■ **Task details**
Print every entry below exactly, leaving out the pictures.
____ Task inputs
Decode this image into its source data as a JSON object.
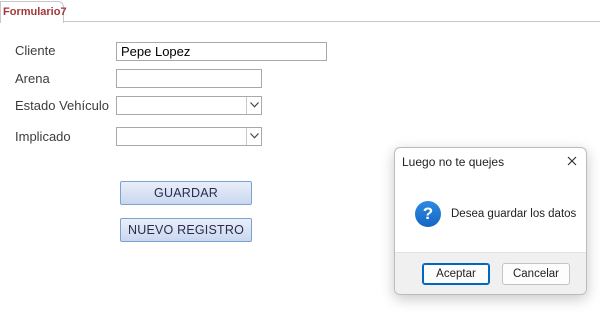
{
  "tab": {
    "label": "Formulario7",
    "accent_color": "#a4373a"
  },
  "form": {
    "cliente": {
      "label": "Cliente",
      "value": "Pepe Lopez"
    },
    "arena": {
      "label": "Arena",
      "value": ""
    },
    "estado_vehiculo": {
      "label": "Estado Vehículo",
      "value": ""
    },
    "implicado": {
      "label": "Implicado",
      "value": ""
    },
    "guardar_label": "GUARDAR",
    "nuevo_registro_label": "NUEVO REGISTRO"
  },
  "dialog": {
    "title": "Luego no te quejes",
    "icon": "question-icon",
    "message": "Desea guardar los datos",
    "accept_label": "Aceptar",
    "cancel_label": "Cancelar",
    "primary_color": "#0067c0"
  }
}
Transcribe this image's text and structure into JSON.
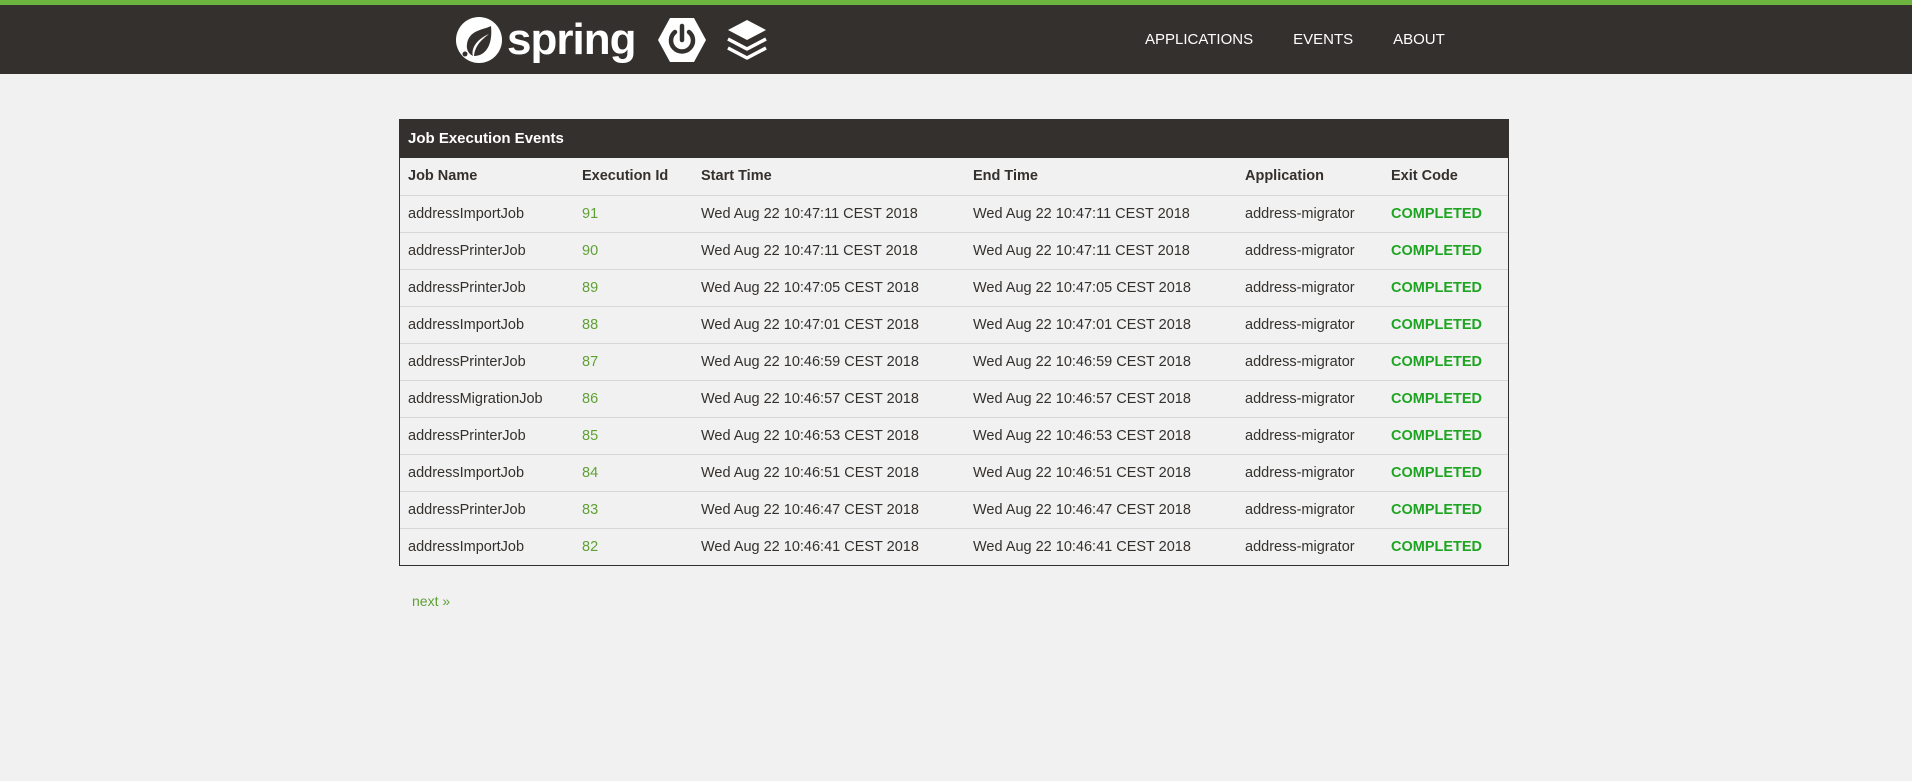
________
■ **Task result**
Decode this image into its source data as a JSON object.
{
  "tab": {
    "label": "Formulario7",
    "accent_color": "#a4373a"
  },
  "form": {
    "cliente": {
      "label": "Cliente",
      "value": "Pepe Lopez"
    },
    "arena": {
      "label": "Arena",
      "value": ""
    },
    "estado_vehiculo": {
      "label": "Estado Vehículo",
      "value": ""
    },
    "implicado": {
      "label": "Implicado",
      "value": ""
    },
    "guardar_label": "GUARDAR",
    "nuevo_registro_label": "NUEVO REGISTRO"
  },
  "dialog": {
    "title": "Luego no te quejes",
    "icon": "question-icon",
    "message": "Desea guardar los datos",
    "accept_label": "Aceptar",
    "cancel_label": "Cancelar",
    "primary_color": "#0067c0"
  }
}
Transcribe this image's text and structure into JSON.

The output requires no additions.